Work order: Every line of the data below should be repeated exactly, and no picture should be copied.

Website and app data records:

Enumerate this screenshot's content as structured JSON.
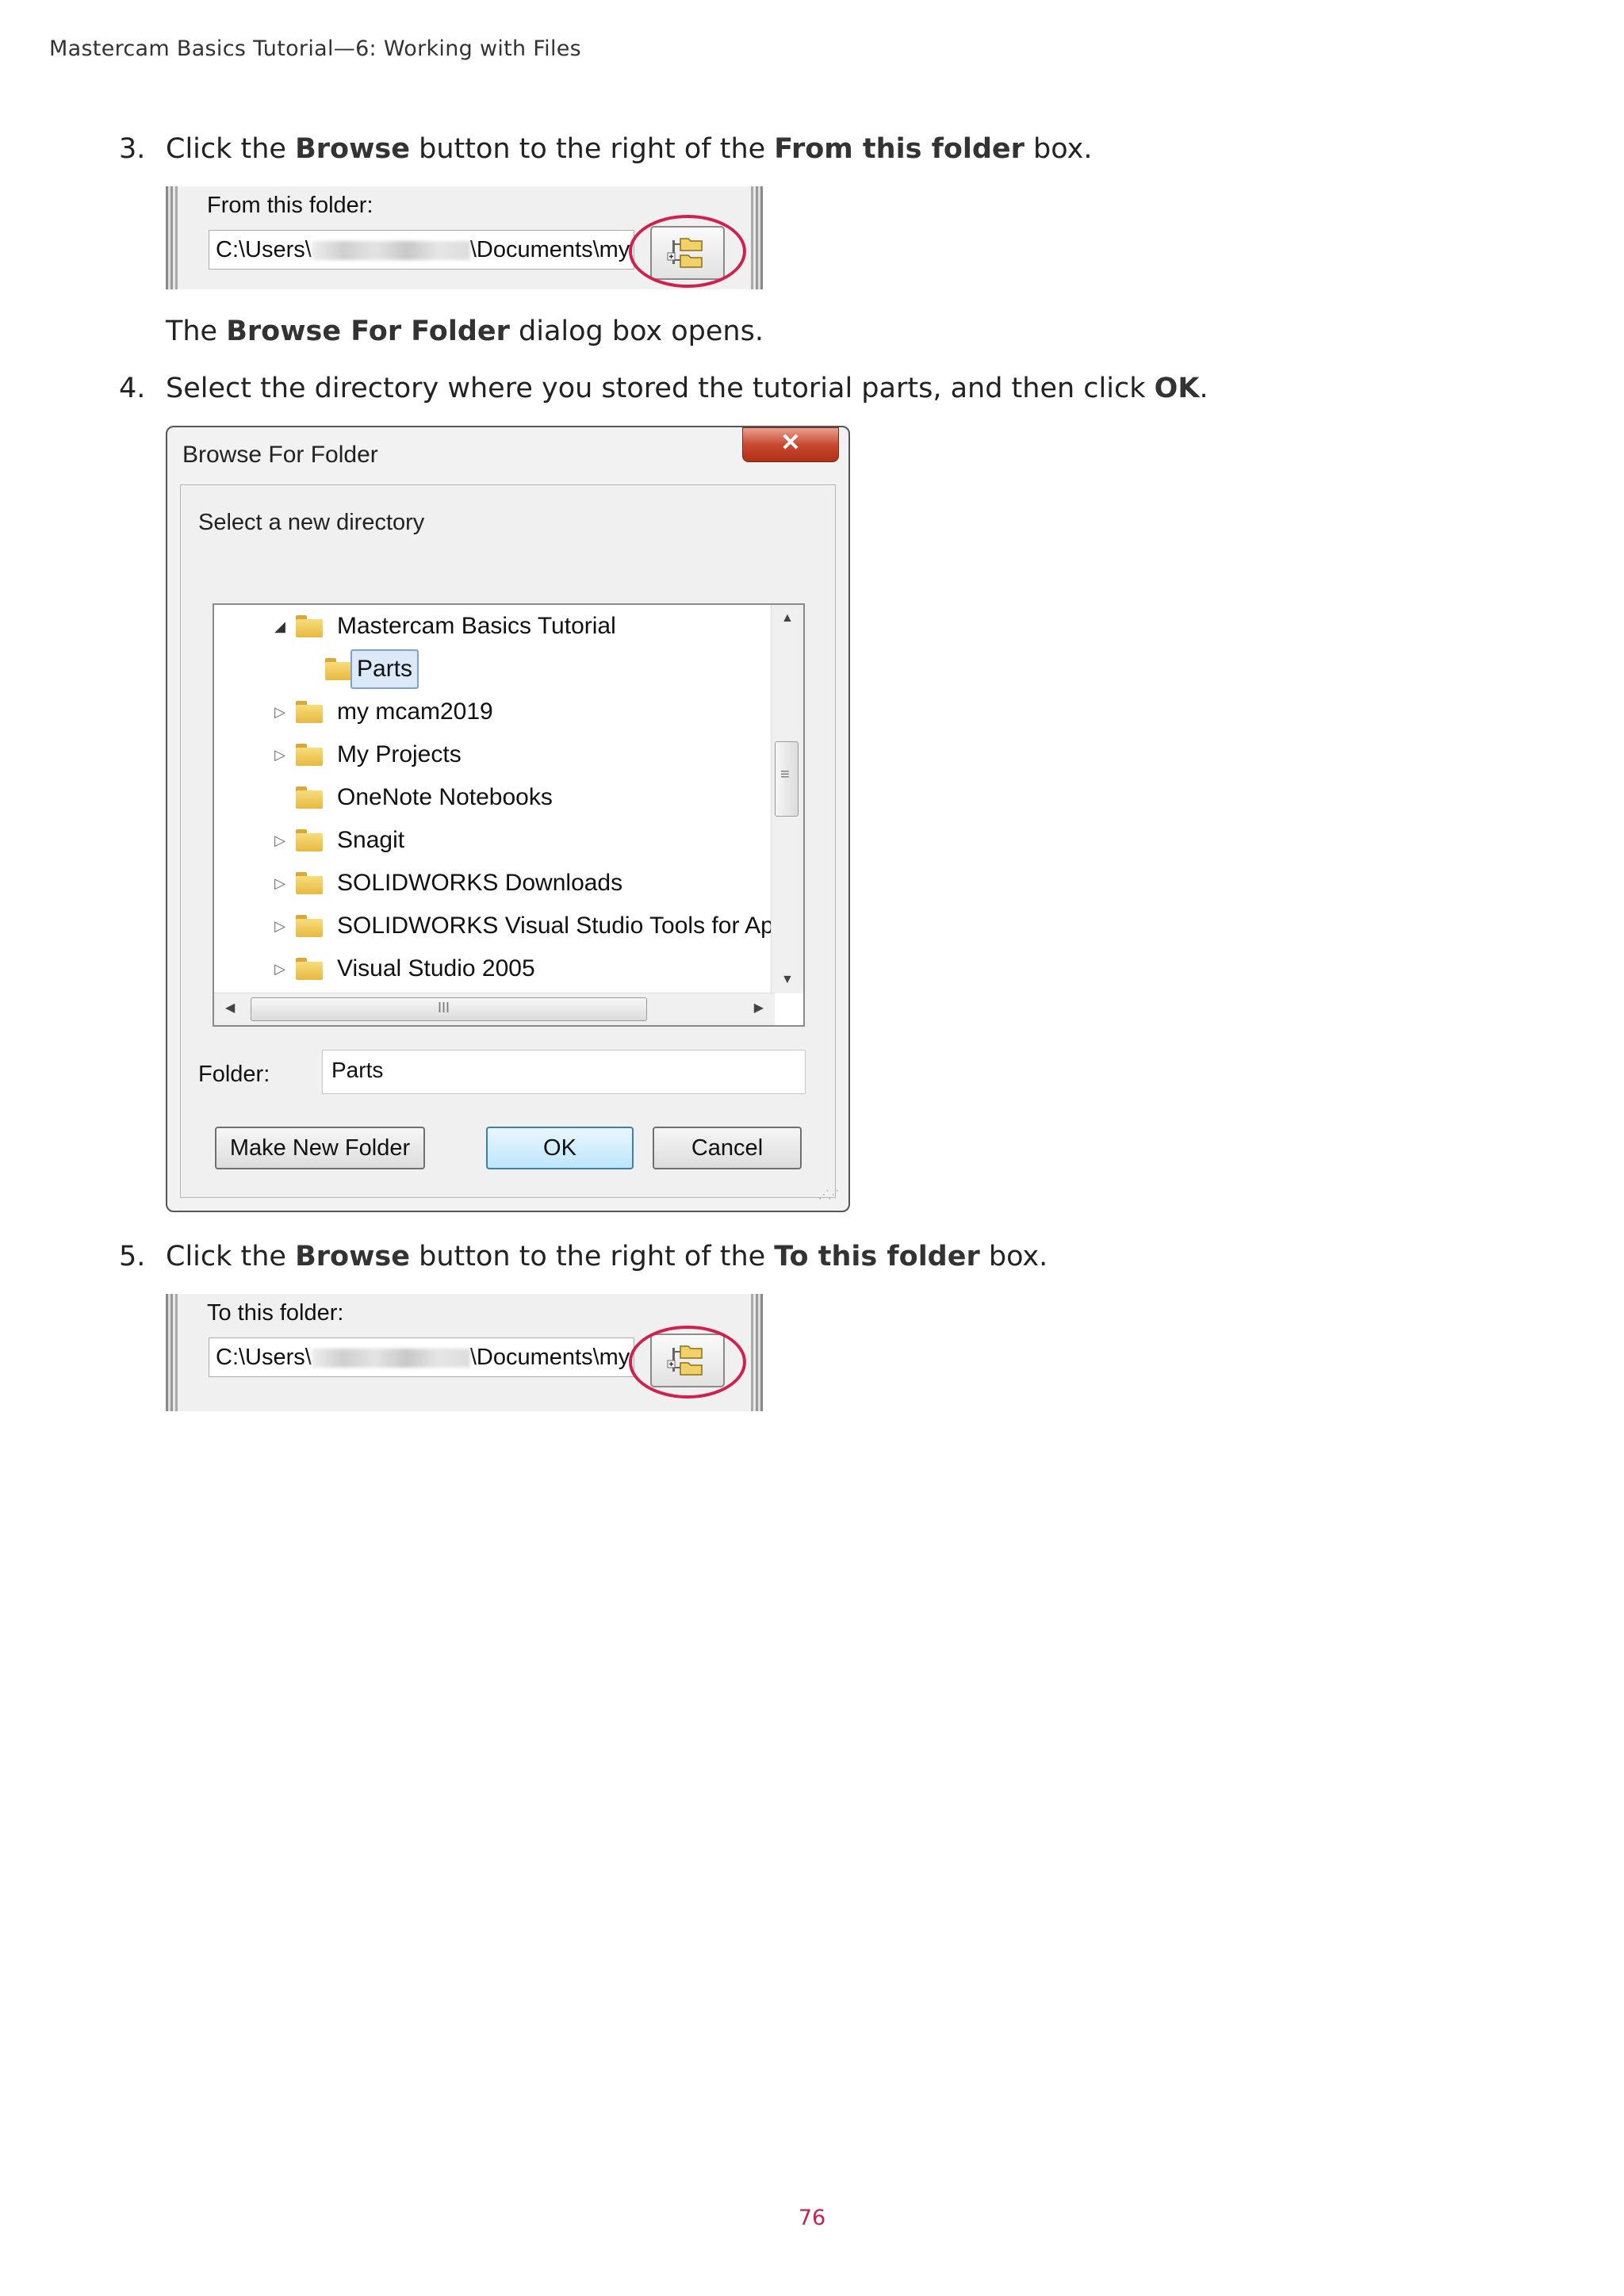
{
  "header": {
    "running_title": "Mastercam Basics Tutorial—6: Working with Files"
  },
  "steps": [
    {
      "number": "3.",
      "parts": [
        "Click the ",
        "Browse",
        " button to the right of the ",
        "From this folder",
        " box."
      ]
    },
    {
      "number": "4.",
      "parts": [
        "Select the directory where you stored the tutorial parts, and then click ",
        "OK",
        "."
      ]
    },
    {
      "number": "5.",
      "parts": [
        "Click the ",
        "Browse",
        " button to the right of the ",
        "To this folder",
        " box."
      ]
    }
  ],
  "note_after_step3": {
    "parts": [
      "The ",
      "Browse For Folder",
      " dialog box opens."
    ]
  },
  "from_field": {
    "label": "From this folder:",
    "path_prefix": "C:\\Users\\",
    "path_suffix": "\\Documents\\my"
  },
  "to_field": {
    "label": "To this folder:",
    "path_prefix": "C:\\Users\\",
    "path_suffix": "\\Documents\\my"
  },
  "dialog": {
    "title": "Browse For Folder",
    "close_symbol": "✕",
    "prompt": "Select a new directory",
    "tree": [
      {
        "label": "Mastercam Basics Tutorial",
        "expander": "◢"
      },
      {
        "label": "Parts",
        "expander": "",
        "selected": true
      },
      {
        "label": "my mcam2019",
        "expander": "▷"
      },
      {
        "label": "My Projects",
        "expander": "▷"
      },
      {
        "label": "OneNote Notebooks",
        "expander": ""
      },
      {
        "label": "Snagit",
        "expander": "▷"
      },
      {
        "label": "SOLIDWORKS Downloads",
        "expander": "▷"
      },
      {
        "label": "SOLIDWORKS Visual Studio Tools for Ap",
        "expander": "▷"
      },
      {
        "label": "Visual Studio 2005",
        "expander": "▷"
      }
    ],
    "folder_label": "Folder:",
    "folder_value": "Parts",
    "buttons": {
      "make_new_folder": "Make New Folder",
      "ok": "OK",
      "cancel": "Cancel"
    }
  },
  "icons": [
    "browse-folder-icon",
    "folder-icon",
    "close-icon",
    "scroll-up-icon",
    "scroll-down-icon",
    "scroll-left-icon",
    "scroll-right-icon"
  ],
  "colors": {
    "highlight_ring": "#d0204e",
    "page_number": "#c0244f",
    "selection": "#dce9f8"
  },
  "footer": {
    "page_number": "76"
  }
}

Written answer:
Enumerate this screenshot's content as structured JSON.
{
  "header": {
    "running_title": "Mastercam Basics Tutorial—6: Working with Files"
  },
  "steps": [
    {
      "number": "3.",
      "parts": [
        "Click the ",
        "Browse",
        " button to the right of the ",
        "From this folder",
        " box."
      ]
    },
    {
      "number": "4.",
      "parts": [
        "Select the directory where you stored the tutorial parts, and then click ",
        "OK",
        "."
      ]
    },
    {
      "number": "5.",
      "parts": [
        "Click the ",
        "Browse",
        " button to the right of the ",
        "To this folder",
        " box."
      ]
    }
  ],
  "note_after_step3": {
    "parts": [
      "The ",
      "Browse For Folder",
      " dialog box opens."
    ]
  },
  "from_field": {
    "label": "From this folder:",
    "path_prefix": "C:\\Users\\",
    "path_suffix": "\\Documents\\my"
  },
  "to_field": {
    "label": "To this folder:",
    "path_prefix": "C:\\Users\\",
    "path_suffix": "\\Documents\\my"
  },
  "dialog": {
    "title": "Browse For Folder",
    "close_symbol": "✕",
    "prompt": "Select a new directory",
    "tree": [
      {
        "label": "Mastercam Basics Tutorial",
        "expander": "◢"
      },
      {
        "label": "Parts",
        "expander": "",
        "selected": true
      },
      {
        "label": "my mcam2019",
        "expander": "▷"
      },
      {
        "label": "My Projects",
        "expander": "▷"
      },
      {
        "label": "OneNote Notebooks",
        "expander": ""
      },
      {
        "label": "Snagit",
        "expander": "▷"
      },
      {
        "label": "SOLIDWORKS Downloads",
        "expander": "▷"
      },
      {
        "label": "SOLIDWORKS Visual Studio Tools for Ap",
        "expander": "▷"
      },
      {
        "label": "Visual Studio 2005",
        "expander": "▷"
      }
    ],
    "folder_label": "Folder:",
    "folder_value": "Parts",
    "buttons": {
      "make_new_folder": "Make New Folder",
      "ok": "OK",
      "cancel": "Cancel"
    }
  },
  "icons": [
    "browse-folder-icon",
    "folder-icon",
    "close-icon",
    "scroll-up-icon",
    "scroll-down-icon",
    "scroll-left-icon",
    "scroll-right-icon"
  ],
  "colors": {
    "highlight_ring": "#d0204e",
    "page_number": "#c0244f",
    "selection": "#dce9f8"
  },
  "footer": {
    "page_number": "76"
  }
}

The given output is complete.